Here are my top 5 tips for developing mental grit:

1. Be outside your comfort zone
Staying in a familiar zone of comfort will never open your eyes to possibility. Start pushing against the walls of comfort.

2. When you think you're done, keep going
This is really the only way you'll start strengthening your mind. By pushing past those times you think you are done, whether that be physically, mentally or emotionally. When you're working out and tell yourself you're done, give it a few more reps or a few more minutes.

3. Look for the lessons
When you're in the midst of a struggle, always look for the lessons.

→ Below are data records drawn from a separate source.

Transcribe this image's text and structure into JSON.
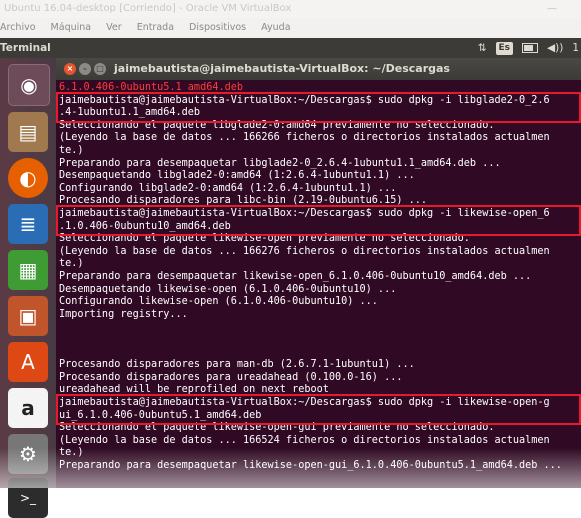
{
  "host": {
    "title": "Ubuntu 16.04-desktop [Corriendo] - Oracle VM VirtualBox",
    "menu": [
      "Archivo",
      "Máquina",
      "Ver",
      "Entrada",
      "Dispositivos",
      "Ayuda"
    ]
  },
  "panel": {
    "app_name": "Terminal",
    "keyboard_layout": "Es",
    "time_partial": "1",
    "icons": [
      "network-icon",
      "keyboard-icon",
      "battery-icon",
      "volume-icon"
    ]
  },
  "launcher": {
    "items": [
      "dash-icon",
      "files-icon",
      "firefox-icon",
      "writer-icon",
      "calc-icon",
      "impress-icon",
      "software-center-icon",
      "amazon-icon",
      "settings-icon",
      "terminal-icon"
    ],
    "amazon_glyph": "a"
  },
  "terminal": {
    "title": "jaimebautista@jaimebautista-VirtualBox: ~/Descargas",
    "lines": [
      "6.1.0.406-0ubuntu5.1_amd64.deb",
      "jaimebautista@jaimebautista-VirtualBox:~/Descargas$ sudo dpkg -i libglade2-0_2.6",
      ".4-1ubuntu1.1_amd64.deb",
      "Seleccionando el paquete libglade2-0:amd64 previamente no seleccionado.",
      "(Leyendo la base de datos ... 166266 ficheros o directorios instalados actualmen",
      "te.)",
      "Preparando para desempaquetar libglade2-0_2.6.4-1ubuntu1.1_amd64.deb ...",
      "Desempaquetando libglade2-0:amd64 (1:2.6.4-1ubuntu1.1) ...",
      "Configurando libglade2-0:amd64 (1:2.6.4-1ubuntu1.1) ...",
      "Procesando disparadores para libc-bin (2.19-0ubuntu6.15) ...",
      "jaimebautista@jaimebautista-VirtualBox:~/Descargas$ sudo dpkg -i likewise-open_6",
      ".1.0.406-0ubuntu10_amd64.deb",
      "Seleccionando el paquete likewise-open previamente no seleccionado.",
      "(Leyendo la base de datos ... 166276 ficheros o directorios instalados actualmen",
      "te.)",
      "Preparando para desempaquetar likewise-open_6.1.0.406-0ubuntu10_amd64.deb ...",
      "Desempaquetando likewise-open (6.1.0.406-0ubuntu10) ...",
      "Configurando likewise-open (6.1.0.406-0ubuntu10) ...",
      "Importing registry...",
      "",
      "Procesando disparadores para man-db (2.6.7.1-1ubuntu1) ...",
      "Procesando disparadores para ureadahead (0.100.0-16) ...",
      "ureadahead will be reprofiled on next reboot",
      "jaimebautista@jaimebautista-VirtualBox:~/Descargas$ sudo dpkg -i likewise-open-g",
      "ui_6.1.0.406-0ubuntu5.1_amd64.deb",
      "Seleccionando el paquete likewise-open-gui previamente no seleccionado.",
      "(Leyendo la base de datos ... 166524 ficheros o directorios instalados actualmen",
      "te.)",
      "Preparando para desempaquetar likewise-open-gui_6.1.0.406-0ubuntu5.1_amd64.deb ..."
    ]
  },
  "colors": {
    "terminal_bg": "#300a24",
    "highlight_box": "#e8192c",
    "panel_bg": "#3c3b37"
  }
}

They are always there, and recognizing them will help keep the focus on that, rather than fear and feelings of failure.

4. Find gratitude
Again, to keep the focus on the positive and to keep your mindset in a good place, find gratitude and be thankful for whatever it is you are going through. Be thankful for the journey and all the beauty that comes from struggle and resiliency.

5. Celebrate your successes
Anytime you experience success, no matter how small, celebrate it in some way. Every time I finish a run, I say aloud, "good job Rachel,"and I take a minute or two to FEEL that pride I have for myself. Mental grit isn't about just pushing and pushing, it's also about pausing and thanking.


Remember, mental grit comes from within. Nobody else can give it to us. But with the proper soil, these seeds of resiliency and indomitable spirit will grow and flourish
xxoo

Tuesday, April 4, 2017

Quick & Easy Healthy Energy Balls

I HAVE to share this recipe with you. It's a staple in my kitchen, I make a batch usually once a week and it never lasts the full week. Full of healthy fats, easy to transport and simple to customize, it makes the meal plan of pretty much every client I work with. So I wanted to share with you. They make a great pre-workout, post-workout or anytime snack. I love them when my sweet tooth hits. Ready for your tastebuds to be blown??


- 2/3 cup creamy nut butter (I like almond or peanut)
- 1 cup oats
- 1/2 cup chocolate chips (vegan or dark are my go-to)
- 2 T raw honey
- 1/2 cup whatever (this is the fun part!) I mix this up and like to play with different things. Some options:

flax seeds
hemp seeds
chia seeds
raisins
gogi berries
shredded coconut

Mix and match it up!

Just mix everything up in a bowl, roll into balls and place in the fridge or freezer. Seriously, that simple. And to save even more time, you can just press into a pan to make bars instead.

Let me know if you try this recipe out and what you think. I'm going to predict that you are pleasantly surprised!


xoxo Rachel